Scan the entries below for the word "icon" and copy every line in which it occurs.

────────────────────────────────────────

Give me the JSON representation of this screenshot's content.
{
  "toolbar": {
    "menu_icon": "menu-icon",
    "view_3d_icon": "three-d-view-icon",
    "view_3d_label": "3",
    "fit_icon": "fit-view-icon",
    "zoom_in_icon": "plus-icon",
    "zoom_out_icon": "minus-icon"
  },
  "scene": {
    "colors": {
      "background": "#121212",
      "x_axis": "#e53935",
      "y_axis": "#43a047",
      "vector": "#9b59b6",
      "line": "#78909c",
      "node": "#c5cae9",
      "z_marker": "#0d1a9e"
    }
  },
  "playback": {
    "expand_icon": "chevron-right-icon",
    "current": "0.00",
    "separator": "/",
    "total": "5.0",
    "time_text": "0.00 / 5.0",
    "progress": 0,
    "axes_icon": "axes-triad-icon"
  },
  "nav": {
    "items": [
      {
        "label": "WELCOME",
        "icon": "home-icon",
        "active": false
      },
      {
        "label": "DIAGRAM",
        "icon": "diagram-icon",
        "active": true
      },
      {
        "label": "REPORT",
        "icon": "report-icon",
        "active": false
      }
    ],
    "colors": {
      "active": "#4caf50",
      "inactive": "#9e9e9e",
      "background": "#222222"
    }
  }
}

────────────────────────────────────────

● **Solution for this exercise**
    "menu_icon": "menu-icon",
    "view_3d_icon": "three-d-view-icon",
    "fit_icon": "fit-view-icon",
    "zoom_in_icon": "plus-icon",
    "zoom_out_icon": "minus-icon"
    "expand_icon": "chevron-right-icon",
    "axes_icon": "axes-triad-icon"
        "icon": "home-icon",
        "icon": "diagram-icon",
        "icon": "report-icon",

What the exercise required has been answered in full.